Being one of the fast paced fields of medicine, emergency medicine requires quick judgment and quicker references.

While the rural emergency department I worked in for the past month was stocked with Tintinalli’s Emergency Medicine, patients always seemed to come in packs, and there was often limited time to make crucial judgments.

Indeed, cracking open Tintinalli’s or even UpToDate was quite far from my mind in a time crunch, and judging by the dust collecting on the book, it was also far from the minds of the emergency physicians.

With only one emergency physician on staff at a time, what could I use to expedite the sore throat and query ankle fracture before the paramedics arrived with a STEMI with an ETA of 10 minutes?

palmEM: Emergency Medicine Essentials by palmER Worldwide is a universal iOS app that fills this role well, with key points for key emergency medicine topics covered and distilled to the core for quick reference.

palmEM covers many topics; be it an emergent postoperative endophthalmitis or a pneumonia that doesn’t need admission, a diverse number of complaints that may present to emergency are included, organized by field of medicine. The topics are by no means comprehensive reviews of the subject; they are designed as a quick refresher of the material for those who have previously learned it.


The next section of the app is for pediatrics. Calculating fluids and medication doses by age or mass are a must for every pediatric patient, and as many medical students can attest to, memorizing these formulas and values can be very frustrating. Luckily, palmEM has a “Pedi Tape” section that lists these values and formulas; just select a mass or age that corresponds to your patient.

Whether it’s selecting the proper-sized needle for a tube, knowing the range of normal vitals for a toddler, giving the proper dose of dexamethasone, or the rate of D50 to infuse in the setting of hypoglycemia, I found this section to go far above the material I was taught and expected to memorize on my pediatric rotation.


The third section focuses on medications. Again, the app makes no attempt at competing with other comprehensive drug references. This section only lists pertinent information such as doses, dosing, adverse effects and maximum dose. Prescribers will need to know the drug prior to looking it up in palmEM, because the app’s quick tips only cover the numbers and information that are otherwise difficult to know cold.

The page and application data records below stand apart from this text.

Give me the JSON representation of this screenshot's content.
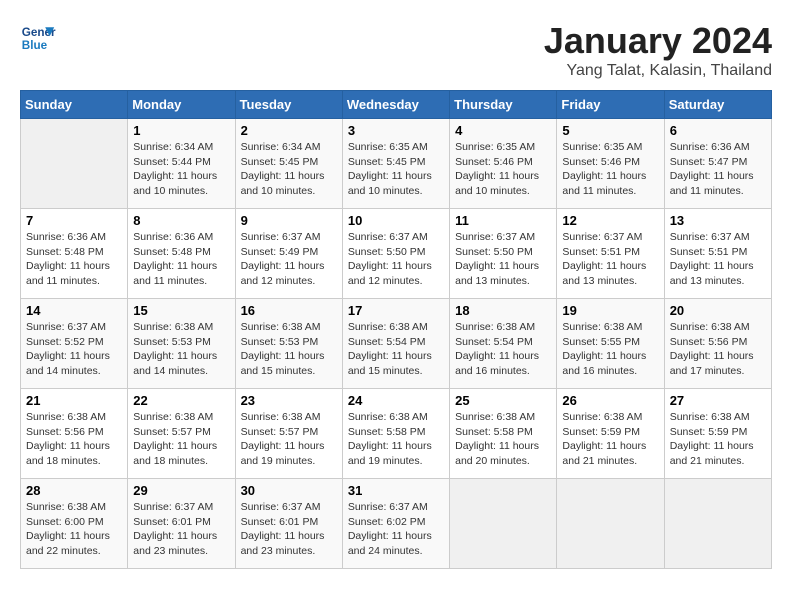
{
  "header": {
    "logo_line1": "General",
    "logo_line2": "Blue",
    "month": "January 2024",
    "location": "Yang Talat, Kalasin, Thailand"
  },
  "weekdays": [
    "Sunday",
    "Monday",
    "Tuesday",
    "Wednesday",
    "Thursday",
    "Friday",
    "Saturday"
  ],
  "weeks": [
    [
      {
        "day": "",
        "detail": ""
      },
      {
        "day": "1",
        "detail": "Sunrise: 6:34 AM\nSunset: 5:44 PM\nDaylight: 11 hours\nand 10 minutes."
      },
      {
        "day": "2",
        "detail": "Sunrise: 6:34 AM\nSunset: 5:45 PM\nDaylight: 11 hours\nand 10 minutes."
      },
      {
        "day": "3",
        "detail": "Sunrise: 6:35 AM\nSunset: 5:45 PM\nDaylight: 11 hours\nand 10 minutes."
      },
      {
        "day": "4",
        "detail": "Sunrise: 6:35 AM\nSunset: 5:46 PM\nDaylight: 11 hours\nand 10 minutes."
      },
      {
        "day": "5",
        "detail": "Sunrise: 6:35 AM\nSunset: 5:46 PM\nDaylight: 11 hours\nand 11 minutes."
      },
      {
        "day": "6",
        "detail": "Sunrise: 6:36 AM\nSunset: 5:47 PM\nDaylight: 11 hours\nand 11 minutes."
      }
    ],
    [
      {
        "day": "7",
        "detail": "Sunrise: 6:36 AM\nSunset: 5:48 PM\nDaylight: 11 hours\nand 11 minutes."
      },
      {
        "day": "8",
        "detail": "Sunrise: 6:36 AM\nSunset: 5:48 PM\nDaylight: 11 hours\nand 11 minutes."
      },
      {
        "day": "9",
        "detail": "Sunrise: 6:37 AM\nSunset: 5:49 PM\nDaylight: 11 hours\nand 12 minutes."
      },
      {
        "day": "10",
        "detail": "Sunrise: 6:37 AM\nSunset: 5:50 PM\nDaylight: 11 hours\nand 12 minutes."
      },
      {
        "day": "11",
        "detail": "Sunrise: 6:37 AM\nSunset: 5:50 PM\nDaylight: 11 hours\nand 13 minutes."
      },
      {
        "day": "12",
        "detail": "Sunrise: 6:37 AM\nSunset: 5:51 PM\nDaylight: 11 hours\nand 13 minutes."
      },
      {
        "day": "13",
        "detail": "Sunrise: 6:37 AM\nSunset: 5:51 PM\nDaylight: 11 hours\nand 13 minutes."
      }
    ],
    [
      {
        "day": "14",
        "detail": "Sunrise: 6:37 AM\nSunset: 5:52 PM\nDaylight: 11 hours\nand 14 minutes."
      },
      {
        "day": "15",
        "detail": "Sunrise: 6:38 AM\nSunset: 5:53 PM\nDaylight: 11 hours\nand 14 minutes."
      },
      {
        "day": "16",
        "detail": "Sunrise: 6:38 AM\nSunset: 5:53 PM\nDaylight: 11 hours\nand 15 minutes."
      },
      {
        "day": "17",
        "detail": "Sunrise: 6:38 AM\nSunset: 5:54 PM\nDaylight: 11 hours\nand 15 minutes."
      },
      {
        "day": "18",
        "detail": "Sunrise: 6:38 AM\nSunset: 5:54 PM\nDaylight: 11 hours\nand 16 minutes."
      },
      {
        "day": "19",
        "detail": "Sunrise: 6:38 AM\nSunset: 5:55 PM\nDaylight: 11 hours\nand 16 minutes."
      },
      {
        "day": "20",
        "detail": "Sunrise: 6:38 AM\nSunset: 5:56 PM\nDaylight: 11 hours\nand 17 minutes."
      }
    ],
    [
      {
        "day": "21",
        "detail": "Sunrise: 6:38 AM\nSunset: 5:56 PM\nDaylight: 11 hours\nand 18 minutes."
      },
      {
        "day": "22",
        "detail": "Sunrise: 6:38 AM\nSunset: 5:57 PM\nDaylight: 11 hours\nand 18 minutes."
      },
      {
        "day": "23",
        "detail": "Sunrise: 6:38 AM\nSunset: 5:57 PM\nDaylight: 11 hours\nand 19 minutes."
      },
      {
        "day": "24",
        "detail": "Sunrise: 6:38 AM\nSunset: 5:58 PM\nDaylight: 11 hours\nand 19 minutes."
      },
      {
        "day": "25",
        "detail": "Sunrise: 6:38 AM\nSunset: 5:58 PM\nDaylight: 11 hours\nand 20 minutes."
      },
      {
        "day": "26",
        "detail": "Sunrise: 6:38 AM\nSunset: 5:59 PM\nDaylight: 11 hours\nand 21 minutes."
      },
      {
        "day": "27",
        "detail": "Sunrise: 6:38 AM\nSunset: 5:59 PM\nDaylight: 11 hours\nand 21 minutes."
      }
    ],
    [
      {
        "day": "28",
        "detail": "Sunrise: 6:38 AM\nSunset: 6:00 PM\nDaylight: 11 hours\nand 22 minutes."
      },
      {
        "day": "29",
        "detail": "Sunrise: 6:37 AM\nSunset: 6:01 PM\nDaylight: 11 hours\nand 23 minutes."
      },
      {
        "day": "30",
        "detail": "Sunrise: 6:37 AM\nSunset: 6:01 PM\nDaylight: 11 hours\nand 23 minutes."
      },
      {
        "day": "31",
        "detail": "Sunrise: 6:37 AM\nSunset: 6:02 PM\nDaylight: 11 hours\nand 24 minutes."
      },
      {
        "day": "",
        "detail": ""
      },
      {
        "day": "",
        "detail": ""
      },
      {
        "day": "",
        "detail": ""
      }
    ]
  ]
}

The clinical decision rules section I found to be very helpful. In the introduction, I talked about a hypothetical but not unrealistic scenario in the rural emergency department. Not being able to treat the simple sore throat or sprained ankle quickly could mean their slipping through the cracks, especially when the STEMI arrives and demands the attention of the 2 nurses and 1 physician staffing the rural emergency room. The clinical decision rules listed here are quite useful in these situations. One could quickly assess the patients with the Centor Criteria and Ottawa Ankle Rules prior to discharging them and preparing for the arrival of the STEMI.


The final section is a simple search section for those who know exactly what they want and are happy bypassing the multiple menus.

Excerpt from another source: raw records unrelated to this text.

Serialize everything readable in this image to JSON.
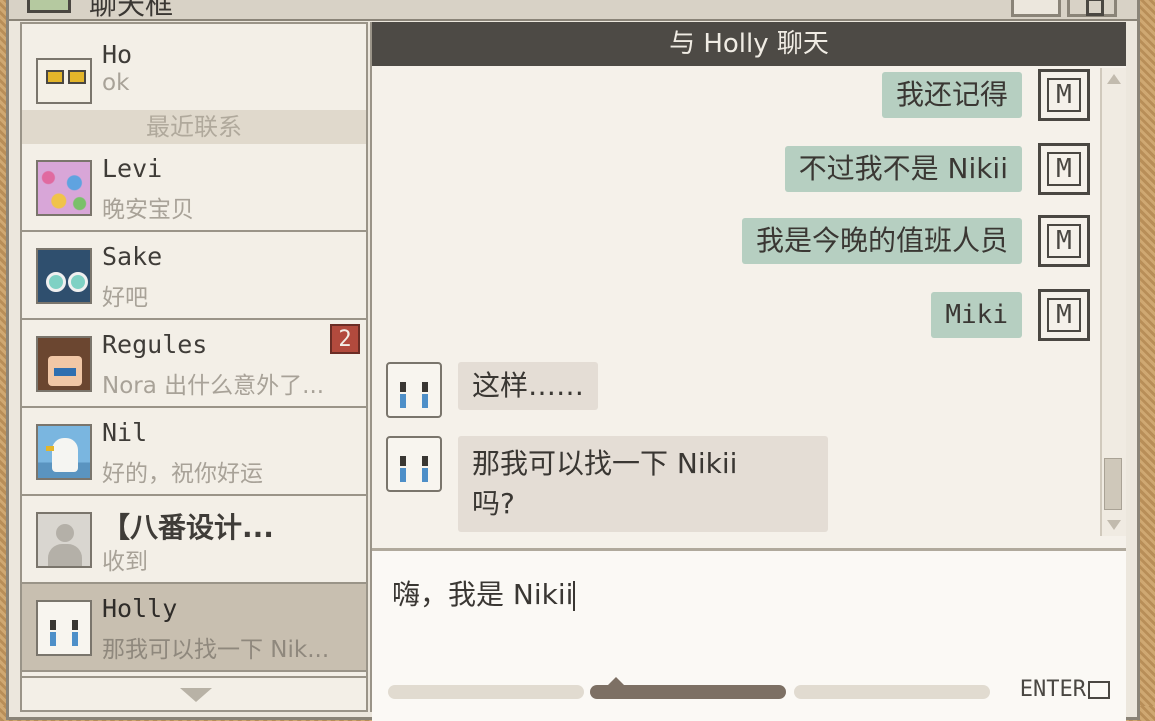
{
  "window": {
    "title": "聊天框"
  },
  "sidebar": {
    "section_header": "最近联系",
    "top_partial": {
      "name": "Ho",
      "preview": "ok"
    },
    "contacts": [
      {
        "name": "Levi",
        "preview": "晚安宝贝"
      },
      {
        "name": "Sake",
        "preview": "好吧"
      },
      {
        "name": "Regules",
        "preview": "Nora 出什么意外了...",
        "badge": "2"
      },
      {
        "name": "Nil",
        "preview": "好的，祝你好运"
      },
      {
        "name": "【八番设计...",
        "preview": "收到"
      },
      {
        "name": "Holly",
        "preview": "那我可以找一下 Nik...",
        "selected": true
      }
    ]
  },
  "chat": {
    "header": "与 Holly 聊天",
    "messages": [
      {
        "from": "me",
        "text": "我还记得"
      },
      {
        "from": "me",
        "text": "不过我不是 Nikii"
      },
      {
        "from": "me",
        "text": "我是今晚的值班人员"
      },
      {
        "from": "me",
        "text": "Miki"
      },
      {
        "from": "holly",
        "text": "这样……"
      },
      {
        "from": "holly",
        "text_line1": "那我可以找一下 Nikii",
        "text_line2": "吗?"
      }
    ],
    "input_value": "嗨，我是 Nikii",
    "enter_label": "ENTER"
  },
  "colors": {
    "outgoing_bubble": "#b6cfc1",
    "incoming_bubble": "#e4ddd5",
    "header_bg": "#4d4a45",
    "badge": "#b24a3d"
  }
}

palmEM promises to be a rapid and succinct quick reference for emergency medicine, and in that respect, it largely succeeds. Everything is clearly organized and presented in such a way that a few quick glances can refresh knowledge from the past. The focus is rightly focused on important point-of-care information, especially the important information that is difficult to memorize cold.

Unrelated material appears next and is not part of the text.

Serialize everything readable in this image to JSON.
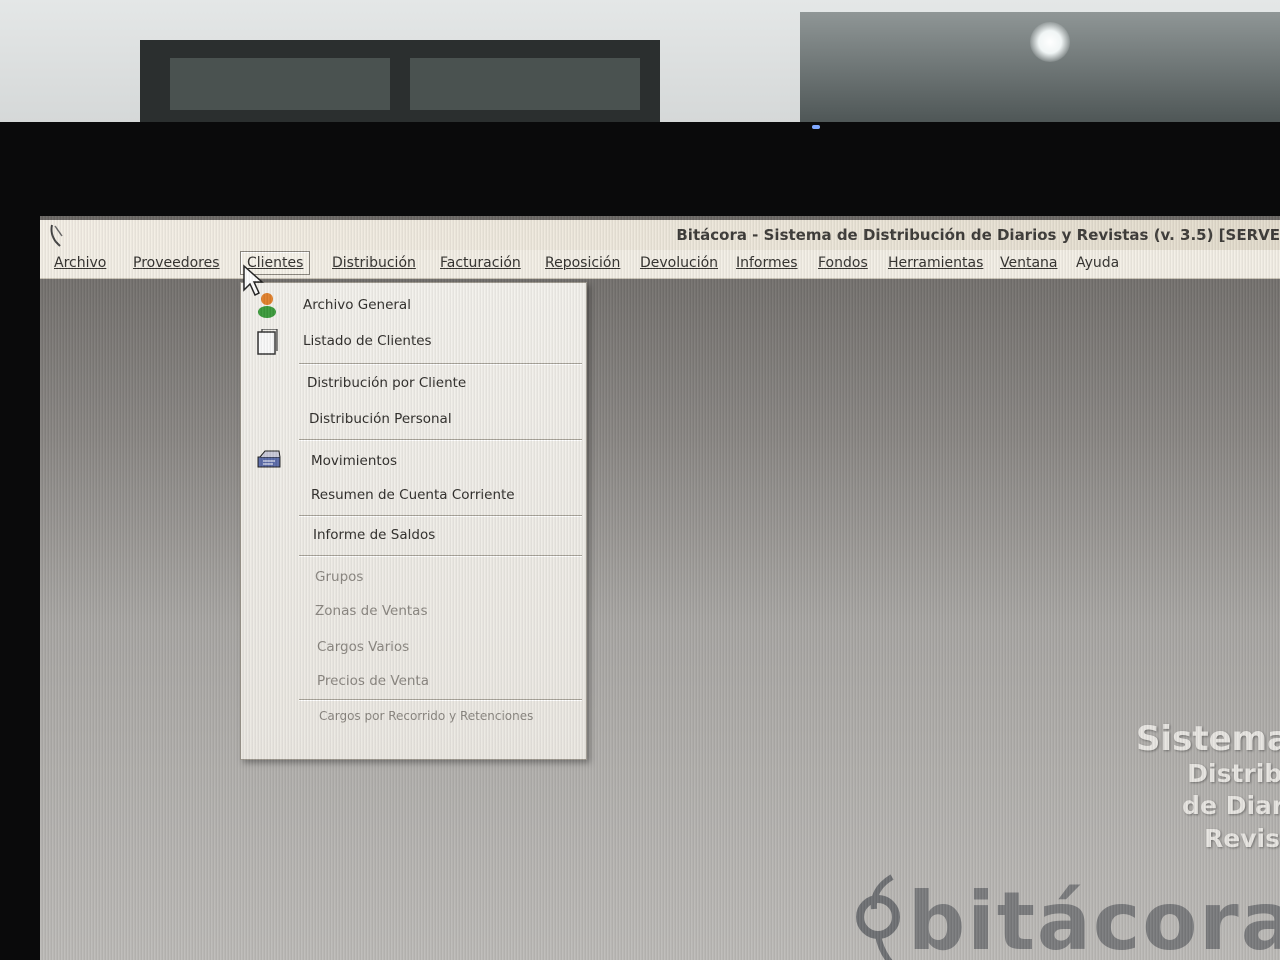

The downside to this is, of course, is that its brevity necessitates that many details be omitted. It is therefore not recommended that learners rely completely on this app as the one-stop-shop for emergency medicine information. Learners must have pre-studied the presenting conditions prior to walking into the ER.

Another strength is that the app is now available for offline viewing, eliminating the need for an internet connection (sometimes a luxury, especially in a rural ER), and reducing the load times to practically zero.

Overall, palmEM is an excellent, rapid point-of-care reference perfectly designed for the time crunch of the emergency department. Its succinct design works well with either the iPhone or iPad, and because it is a universal app, users needn’t be torn choosing between either well-optimized versions.

At its current price of $9.99, it isn’t the cheapest app in the app store nor is it prohibitively expensive. Medical students and residents working in the ER would benefit most from this app, as it is much better for point-of-care than it is for studying and learning. Experienced emergency physicians may find that the material isn’t as illuminating for them anymore, as it does not delve very deep into each topic.


  • $9.99


  • Succinct collection of emergency medicine pearls
  • Great for rapidly skimming at the point-of-care, ideal for the ER
  • Works perfectly on either iPhone or iPad


  • Usefulness could be improved with menus that expand to delve further into the subject (ie. how to decide on a choice of antibiotic), increasing the value of the app without sacrificing speed


  • palmEM: Emergency Medicine Essentials is a succinct and quick universal iOS reference app
  • Ideal for the time crunch of the ER due to its speed.

iTunes link